art by Seth Alan Bareiss
by Amanda C. Davis
Bethany Chow is shimmering in the cafeteria like the disco ball they borrow from the seventies for every stupid school dance. Her hair is shifting through a dozen shades of black and brown, a dozen patterns of highlights and lowlights, and her eyes are changing shape so fast she seems to be constantly winking. She's only changing height slightly these days, so people must have figured out how tall she is. She's really settling into her shimmer. If I guess right, she'll be shimmering the rest of her life. She'll never be without admirers, and lots of them, to think about her and remember her and shape her.
One of her adoring lunch buddies glances over her shoulder at me, and I feel my thighs expand. The seams of my jeans dig into my skin. I have to get out of here. I leave my lunch tray where it is, grab my backpack by the straps, and bolt.
Unfortunately, I pass a table full of the track team on my way out of the cafeteria. That slows me down.
In the hallway my legs snap back to normal, but I feel a few pimples come and go as I pass a boy with one amazing case of acne. He must not have any friends at all. You can usually count on people not to remember the particulars of your zit pattern--unless it's all they know about you, and then look out. Their memories will turn you into a gargoyle.
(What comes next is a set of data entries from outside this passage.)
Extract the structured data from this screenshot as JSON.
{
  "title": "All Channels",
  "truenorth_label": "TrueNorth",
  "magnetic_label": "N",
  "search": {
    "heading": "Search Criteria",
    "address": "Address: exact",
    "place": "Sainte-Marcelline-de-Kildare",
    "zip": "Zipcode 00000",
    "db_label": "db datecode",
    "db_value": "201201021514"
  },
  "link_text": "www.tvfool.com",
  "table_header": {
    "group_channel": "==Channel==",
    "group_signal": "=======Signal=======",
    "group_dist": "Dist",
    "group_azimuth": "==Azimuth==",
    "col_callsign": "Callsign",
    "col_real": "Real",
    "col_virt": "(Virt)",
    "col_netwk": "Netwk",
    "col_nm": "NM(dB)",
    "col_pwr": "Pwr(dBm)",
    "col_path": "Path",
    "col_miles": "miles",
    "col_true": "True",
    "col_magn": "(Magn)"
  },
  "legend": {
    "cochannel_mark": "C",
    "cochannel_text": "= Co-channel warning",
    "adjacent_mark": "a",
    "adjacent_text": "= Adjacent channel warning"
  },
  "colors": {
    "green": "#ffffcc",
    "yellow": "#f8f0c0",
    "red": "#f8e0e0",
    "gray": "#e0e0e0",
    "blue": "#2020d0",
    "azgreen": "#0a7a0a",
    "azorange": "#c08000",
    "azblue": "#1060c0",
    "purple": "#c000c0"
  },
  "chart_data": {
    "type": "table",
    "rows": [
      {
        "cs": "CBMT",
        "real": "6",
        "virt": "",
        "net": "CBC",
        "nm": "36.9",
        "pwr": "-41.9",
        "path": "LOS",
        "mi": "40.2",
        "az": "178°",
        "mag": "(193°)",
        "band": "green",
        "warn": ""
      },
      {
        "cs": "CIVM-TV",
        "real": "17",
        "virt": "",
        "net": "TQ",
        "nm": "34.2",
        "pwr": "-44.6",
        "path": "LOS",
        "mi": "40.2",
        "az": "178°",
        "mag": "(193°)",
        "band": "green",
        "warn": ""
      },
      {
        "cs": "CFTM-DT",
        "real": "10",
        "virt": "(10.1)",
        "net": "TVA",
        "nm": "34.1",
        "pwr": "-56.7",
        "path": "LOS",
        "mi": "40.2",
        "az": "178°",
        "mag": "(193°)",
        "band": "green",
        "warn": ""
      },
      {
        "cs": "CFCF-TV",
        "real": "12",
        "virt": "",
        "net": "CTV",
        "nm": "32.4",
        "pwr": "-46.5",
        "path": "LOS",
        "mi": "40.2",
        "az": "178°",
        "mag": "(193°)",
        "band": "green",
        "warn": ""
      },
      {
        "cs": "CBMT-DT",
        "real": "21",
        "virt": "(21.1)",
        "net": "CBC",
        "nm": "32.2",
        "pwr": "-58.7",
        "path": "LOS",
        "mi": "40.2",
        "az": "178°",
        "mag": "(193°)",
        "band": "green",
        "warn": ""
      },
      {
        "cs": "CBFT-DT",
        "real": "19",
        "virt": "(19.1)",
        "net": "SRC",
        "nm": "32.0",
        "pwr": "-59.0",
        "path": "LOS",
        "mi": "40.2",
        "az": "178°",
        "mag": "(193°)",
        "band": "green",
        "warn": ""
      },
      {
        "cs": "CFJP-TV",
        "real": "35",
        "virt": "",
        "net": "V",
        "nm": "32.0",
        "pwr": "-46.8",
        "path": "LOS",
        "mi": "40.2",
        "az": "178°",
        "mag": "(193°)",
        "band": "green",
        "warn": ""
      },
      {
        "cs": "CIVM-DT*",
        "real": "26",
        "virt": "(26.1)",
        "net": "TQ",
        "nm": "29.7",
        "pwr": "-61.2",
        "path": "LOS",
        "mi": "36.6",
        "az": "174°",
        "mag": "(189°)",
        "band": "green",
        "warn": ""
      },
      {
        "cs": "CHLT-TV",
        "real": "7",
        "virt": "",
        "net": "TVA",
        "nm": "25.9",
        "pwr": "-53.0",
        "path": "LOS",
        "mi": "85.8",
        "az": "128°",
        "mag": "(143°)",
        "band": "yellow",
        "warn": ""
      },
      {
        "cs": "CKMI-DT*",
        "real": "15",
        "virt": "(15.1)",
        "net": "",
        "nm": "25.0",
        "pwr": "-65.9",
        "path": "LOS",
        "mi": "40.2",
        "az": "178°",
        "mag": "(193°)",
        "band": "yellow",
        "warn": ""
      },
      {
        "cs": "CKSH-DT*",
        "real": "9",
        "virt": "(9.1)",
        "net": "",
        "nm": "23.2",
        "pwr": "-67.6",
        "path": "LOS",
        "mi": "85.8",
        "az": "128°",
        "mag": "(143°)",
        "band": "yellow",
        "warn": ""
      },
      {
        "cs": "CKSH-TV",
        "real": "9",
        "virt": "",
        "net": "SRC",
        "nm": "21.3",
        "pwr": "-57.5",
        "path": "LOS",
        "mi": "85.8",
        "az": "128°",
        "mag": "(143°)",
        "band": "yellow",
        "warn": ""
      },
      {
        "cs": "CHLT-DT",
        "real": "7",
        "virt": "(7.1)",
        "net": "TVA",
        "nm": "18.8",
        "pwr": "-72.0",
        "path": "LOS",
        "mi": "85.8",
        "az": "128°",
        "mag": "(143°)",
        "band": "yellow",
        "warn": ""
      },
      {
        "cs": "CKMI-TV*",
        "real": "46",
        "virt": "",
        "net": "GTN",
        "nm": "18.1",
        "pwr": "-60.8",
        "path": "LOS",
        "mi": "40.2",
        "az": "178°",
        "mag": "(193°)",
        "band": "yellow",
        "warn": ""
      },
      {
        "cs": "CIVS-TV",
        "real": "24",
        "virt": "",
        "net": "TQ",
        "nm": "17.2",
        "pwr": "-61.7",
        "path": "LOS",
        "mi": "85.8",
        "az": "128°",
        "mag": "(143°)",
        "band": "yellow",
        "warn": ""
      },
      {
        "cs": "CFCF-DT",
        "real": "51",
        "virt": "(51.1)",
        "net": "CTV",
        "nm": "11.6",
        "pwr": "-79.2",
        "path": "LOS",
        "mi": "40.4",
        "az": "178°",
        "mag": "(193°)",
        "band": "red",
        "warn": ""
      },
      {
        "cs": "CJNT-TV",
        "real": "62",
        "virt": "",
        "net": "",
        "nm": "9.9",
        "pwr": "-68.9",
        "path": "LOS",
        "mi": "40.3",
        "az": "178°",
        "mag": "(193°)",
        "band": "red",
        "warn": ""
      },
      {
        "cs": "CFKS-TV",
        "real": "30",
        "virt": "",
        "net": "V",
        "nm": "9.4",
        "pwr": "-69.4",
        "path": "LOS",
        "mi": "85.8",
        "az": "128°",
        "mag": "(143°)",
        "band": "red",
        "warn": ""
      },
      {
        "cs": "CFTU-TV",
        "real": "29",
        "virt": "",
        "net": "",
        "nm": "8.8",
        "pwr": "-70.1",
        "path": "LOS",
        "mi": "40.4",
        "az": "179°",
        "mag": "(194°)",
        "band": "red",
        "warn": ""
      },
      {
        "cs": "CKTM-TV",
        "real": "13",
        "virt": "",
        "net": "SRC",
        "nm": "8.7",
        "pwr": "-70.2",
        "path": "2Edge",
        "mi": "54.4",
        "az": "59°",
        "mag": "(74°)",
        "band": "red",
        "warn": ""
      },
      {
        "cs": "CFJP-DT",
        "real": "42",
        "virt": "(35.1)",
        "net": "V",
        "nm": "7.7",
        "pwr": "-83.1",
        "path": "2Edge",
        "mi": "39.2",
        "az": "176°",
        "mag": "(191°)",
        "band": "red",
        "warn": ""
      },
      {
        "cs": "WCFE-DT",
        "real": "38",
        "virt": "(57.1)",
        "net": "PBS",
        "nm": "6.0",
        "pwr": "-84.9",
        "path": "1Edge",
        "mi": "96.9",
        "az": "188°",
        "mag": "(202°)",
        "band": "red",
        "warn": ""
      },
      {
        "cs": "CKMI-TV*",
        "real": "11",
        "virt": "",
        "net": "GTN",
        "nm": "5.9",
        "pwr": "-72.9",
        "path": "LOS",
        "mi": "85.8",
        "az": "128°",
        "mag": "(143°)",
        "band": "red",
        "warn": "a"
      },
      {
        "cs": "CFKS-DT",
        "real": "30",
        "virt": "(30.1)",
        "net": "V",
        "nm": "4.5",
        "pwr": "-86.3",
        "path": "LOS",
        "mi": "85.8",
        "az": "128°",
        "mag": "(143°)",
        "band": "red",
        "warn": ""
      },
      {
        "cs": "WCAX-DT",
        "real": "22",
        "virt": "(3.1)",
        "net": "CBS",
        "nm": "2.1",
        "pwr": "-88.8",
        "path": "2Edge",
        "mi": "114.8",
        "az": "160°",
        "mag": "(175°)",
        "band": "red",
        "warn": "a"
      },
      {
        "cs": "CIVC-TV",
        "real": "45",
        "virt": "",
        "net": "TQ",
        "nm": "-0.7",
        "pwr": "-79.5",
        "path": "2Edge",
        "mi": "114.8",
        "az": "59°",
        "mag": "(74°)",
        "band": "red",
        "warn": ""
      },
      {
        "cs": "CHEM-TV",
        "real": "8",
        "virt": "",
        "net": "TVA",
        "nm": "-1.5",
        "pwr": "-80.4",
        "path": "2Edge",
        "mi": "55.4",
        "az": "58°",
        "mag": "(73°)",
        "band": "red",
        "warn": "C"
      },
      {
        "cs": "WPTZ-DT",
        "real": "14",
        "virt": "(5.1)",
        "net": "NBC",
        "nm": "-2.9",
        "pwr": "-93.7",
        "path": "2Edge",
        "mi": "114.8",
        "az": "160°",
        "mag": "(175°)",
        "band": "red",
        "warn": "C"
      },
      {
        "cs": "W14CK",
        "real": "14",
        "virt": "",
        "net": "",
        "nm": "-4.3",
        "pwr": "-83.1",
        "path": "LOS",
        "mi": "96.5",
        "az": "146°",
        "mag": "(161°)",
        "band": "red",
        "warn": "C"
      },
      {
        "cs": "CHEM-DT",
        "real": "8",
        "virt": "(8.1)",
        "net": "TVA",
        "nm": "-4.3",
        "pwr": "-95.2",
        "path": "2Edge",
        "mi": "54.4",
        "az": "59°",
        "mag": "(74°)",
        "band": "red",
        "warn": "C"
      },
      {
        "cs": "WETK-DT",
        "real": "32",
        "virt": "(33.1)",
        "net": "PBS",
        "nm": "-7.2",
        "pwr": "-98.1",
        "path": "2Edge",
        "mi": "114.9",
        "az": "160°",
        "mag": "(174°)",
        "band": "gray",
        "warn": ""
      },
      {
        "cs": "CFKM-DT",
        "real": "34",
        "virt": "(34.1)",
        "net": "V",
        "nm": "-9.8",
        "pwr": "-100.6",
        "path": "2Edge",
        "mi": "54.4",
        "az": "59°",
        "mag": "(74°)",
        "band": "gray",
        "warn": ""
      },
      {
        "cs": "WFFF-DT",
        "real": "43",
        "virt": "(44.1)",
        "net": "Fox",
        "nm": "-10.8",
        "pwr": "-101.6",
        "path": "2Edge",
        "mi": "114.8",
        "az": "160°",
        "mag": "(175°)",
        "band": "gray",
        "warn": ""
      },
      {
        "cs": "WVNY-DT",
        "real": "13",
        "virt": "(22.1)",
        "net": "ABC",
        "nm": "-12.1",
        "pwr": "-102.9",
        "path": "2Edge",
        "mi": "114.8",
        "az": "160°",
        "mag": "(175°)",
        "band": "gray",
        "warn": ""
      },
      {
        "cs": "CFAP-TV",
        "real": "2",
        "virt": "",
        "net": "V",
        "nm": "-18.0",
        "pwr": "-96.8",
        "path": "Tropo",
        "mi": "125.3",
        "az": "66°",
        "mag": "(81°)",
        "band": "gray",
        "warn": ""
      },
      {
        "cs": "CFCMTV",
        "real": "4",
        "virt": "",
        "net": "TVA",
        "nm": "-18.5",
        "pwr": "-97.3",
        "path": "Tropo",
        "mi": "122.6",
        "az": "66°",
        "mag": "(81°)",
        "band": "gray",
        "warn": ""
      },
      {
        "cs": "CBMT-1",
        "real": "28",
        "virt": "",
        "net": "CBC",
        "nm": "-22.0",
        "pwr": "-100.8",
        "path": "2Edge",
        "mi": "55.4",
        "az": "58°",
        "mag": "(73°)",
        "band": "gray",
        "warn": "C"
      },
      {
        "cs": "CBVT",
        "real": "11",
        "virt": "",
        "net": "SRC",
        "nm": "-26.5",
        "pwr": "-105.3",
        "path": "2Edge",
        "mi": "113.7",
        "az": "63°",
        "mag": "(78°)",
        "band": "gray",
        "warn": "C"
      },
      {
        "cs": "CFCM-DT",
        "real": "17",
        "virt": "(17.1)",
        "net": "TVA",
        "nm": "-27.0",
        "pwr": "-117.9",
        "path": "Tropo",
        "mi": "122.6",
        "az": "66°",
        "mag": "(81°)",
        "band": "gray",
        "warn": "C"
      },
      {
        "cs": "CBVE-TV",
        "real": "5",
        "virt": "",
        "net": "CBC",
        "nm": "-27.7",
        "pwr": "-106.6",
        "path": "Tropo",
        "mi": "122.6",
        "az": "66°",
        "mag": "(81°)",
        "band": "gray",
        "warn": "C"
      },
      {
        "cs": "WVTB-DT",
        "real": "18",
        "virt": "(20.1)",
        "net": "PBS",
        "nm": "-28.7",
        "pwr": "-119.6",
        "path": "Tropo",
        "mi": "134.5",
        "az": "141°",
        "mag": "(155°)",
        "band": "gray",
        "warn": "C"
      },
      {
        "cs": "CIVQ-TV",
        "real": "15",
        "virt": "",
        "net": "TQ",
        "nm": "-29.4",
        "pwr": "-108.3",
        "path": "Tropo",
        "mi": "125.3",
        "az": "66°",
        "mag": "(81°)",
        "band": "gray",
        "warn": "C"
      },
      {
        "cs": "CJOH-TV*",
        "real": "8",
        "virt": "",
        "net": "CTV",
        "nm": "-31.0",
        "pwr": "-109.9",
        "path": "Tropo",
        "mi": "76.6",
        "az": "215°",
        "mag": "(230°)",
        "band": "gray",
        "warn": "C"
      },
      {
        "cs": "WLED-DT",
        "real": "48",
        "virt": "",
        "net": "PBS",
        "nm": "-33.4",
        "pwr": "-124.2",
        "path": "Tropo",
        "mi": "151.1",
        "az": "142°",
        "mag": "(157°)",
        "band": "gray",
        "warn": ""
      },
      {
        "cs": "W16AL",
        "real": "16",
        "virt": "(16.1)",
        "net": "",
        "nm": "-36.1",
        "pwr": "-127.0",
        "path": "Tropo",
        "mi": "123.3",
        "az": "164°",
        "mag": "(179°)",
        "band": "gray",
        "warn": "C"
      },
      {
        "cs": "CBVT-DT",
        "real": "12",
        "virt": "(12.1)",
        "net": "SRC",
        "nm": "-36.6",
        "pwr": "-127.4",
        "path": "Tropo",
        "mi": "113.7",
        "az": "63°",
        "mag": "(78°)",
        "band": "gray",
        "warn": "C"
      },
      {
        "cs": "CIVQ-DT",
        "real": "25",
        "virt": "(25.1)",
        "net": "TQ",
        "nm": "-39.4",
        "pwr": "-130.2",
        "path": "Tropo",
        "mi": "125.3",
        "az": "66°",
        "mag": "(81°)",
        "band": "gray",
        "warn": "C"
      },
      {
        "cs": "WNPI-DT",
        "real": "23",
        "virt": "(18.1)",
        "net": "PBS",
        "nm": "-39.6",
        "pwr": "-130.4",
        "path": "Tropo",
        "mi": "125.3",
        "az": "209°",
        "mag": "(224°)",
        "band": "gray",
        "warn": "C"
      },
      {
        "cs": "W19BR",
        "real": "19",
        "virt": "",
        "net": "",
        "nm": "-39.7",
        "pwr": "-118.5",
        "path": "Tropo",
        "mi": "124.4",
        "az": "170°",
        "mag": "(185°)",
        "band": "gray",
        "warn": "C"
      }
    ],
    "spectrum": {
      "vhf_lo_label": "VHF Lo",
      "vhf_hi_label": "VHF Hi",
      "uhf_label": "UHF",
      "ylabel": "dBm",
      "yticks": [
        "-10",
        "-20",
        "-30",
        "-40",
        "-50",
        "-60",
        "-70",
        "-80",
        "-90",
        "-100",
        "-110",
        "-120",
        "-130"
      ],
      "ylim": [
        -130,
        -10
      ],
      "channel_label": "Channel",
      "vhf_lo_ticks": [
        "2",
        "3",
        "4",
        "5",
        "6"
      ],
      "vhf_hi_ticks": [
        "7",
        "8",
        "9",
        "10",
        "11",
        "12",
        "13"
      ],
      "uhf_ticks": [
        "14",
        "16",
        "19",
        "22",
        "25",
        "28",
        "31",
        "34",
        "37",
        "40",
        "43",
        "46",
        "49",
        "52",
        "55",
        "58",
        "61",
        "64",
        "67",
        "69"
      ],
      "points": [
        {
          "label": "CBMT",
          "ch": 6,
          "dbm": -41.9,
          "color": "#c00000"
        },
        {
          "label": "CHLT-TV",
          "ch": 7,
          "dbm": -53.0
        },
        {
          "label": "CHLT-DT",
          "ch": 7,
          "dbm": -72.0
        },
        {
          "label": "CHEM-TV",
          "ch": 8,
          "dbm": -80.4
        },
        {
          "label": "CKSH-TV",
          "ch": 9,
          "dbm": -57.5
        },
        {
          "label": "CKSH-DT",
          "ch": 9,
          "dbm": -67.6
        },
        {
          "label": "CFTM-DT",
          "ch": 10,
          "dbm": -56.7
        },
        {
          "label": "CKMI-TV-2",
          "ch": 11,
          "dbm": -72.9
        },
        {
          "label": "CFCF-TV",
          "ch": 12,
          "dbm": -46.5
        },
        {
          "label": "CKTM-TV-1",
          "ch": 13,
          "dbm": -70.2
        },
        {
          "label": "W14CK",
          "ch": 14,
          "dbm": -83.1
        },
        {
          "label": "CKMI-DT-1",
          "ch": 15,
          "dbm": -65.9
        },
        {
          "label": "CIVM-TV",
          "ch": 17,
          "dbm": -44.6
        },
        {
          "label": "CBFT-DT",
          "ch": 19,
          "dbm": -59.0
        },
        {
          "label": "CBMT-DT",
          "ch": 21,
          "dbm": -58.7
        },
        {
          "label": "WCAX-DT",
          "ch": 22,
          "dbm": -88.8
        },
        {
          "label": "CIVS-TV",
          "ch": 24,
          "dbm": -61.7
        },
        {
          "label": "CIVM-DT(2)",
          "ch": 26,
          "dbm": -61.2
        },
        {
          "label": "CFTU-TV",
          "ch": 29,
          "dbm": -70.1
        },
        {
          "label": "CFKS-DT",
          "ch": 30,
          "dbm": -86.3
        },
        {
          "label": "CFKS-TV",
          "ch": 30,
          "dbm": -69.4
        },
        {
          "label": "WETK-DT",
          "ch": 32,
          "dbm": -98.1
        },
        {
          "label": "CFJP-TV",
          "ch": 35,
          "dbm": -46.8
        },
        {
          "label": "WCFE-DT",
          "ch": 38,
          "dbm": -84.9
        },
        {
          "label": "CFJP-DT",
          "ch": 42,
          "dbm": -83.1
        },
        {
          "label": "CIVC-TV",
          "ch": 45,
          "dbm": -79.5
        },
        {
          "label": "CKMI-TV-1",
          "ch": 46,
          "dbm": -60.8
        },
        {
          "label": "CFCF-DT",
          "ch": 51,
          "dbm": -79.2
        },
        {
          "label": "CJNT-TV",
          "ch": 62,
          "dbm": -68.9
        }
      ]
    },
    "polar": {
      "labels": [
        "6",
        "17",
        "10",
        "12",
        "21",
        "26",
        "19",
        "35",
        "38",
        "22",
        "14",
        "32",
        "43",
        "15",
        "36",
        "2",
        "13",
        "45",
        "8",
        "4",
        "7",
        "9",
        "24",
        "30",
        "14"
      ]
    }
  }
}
The lockers are plastered with the usual self-propaganda: self-portraits and headshots, lovingly photoshopped into each kid's personal ideal self. I guess they work. I don't use them. I usually pass these as fast as I can, but one of them catches my eye and I pause. I grab it from the wall. I recognize the boy in the photograph, but he's not familiar. I mean I know who it is. But it's not him.
It's Benjie. He shrinks under my gaze--literally growing shorter--but just an inch or so. The poster lists his height as six-foot-four. It's already working.
I give his poster a little shake. "I can't believe you drank the Kool-Aid."
He looks pained. "I knew you'd hate it."
"I don't hate it," I say. "I mean, look at it, you made yourself look like LeBron. It's good work."
"But you hate that I did it."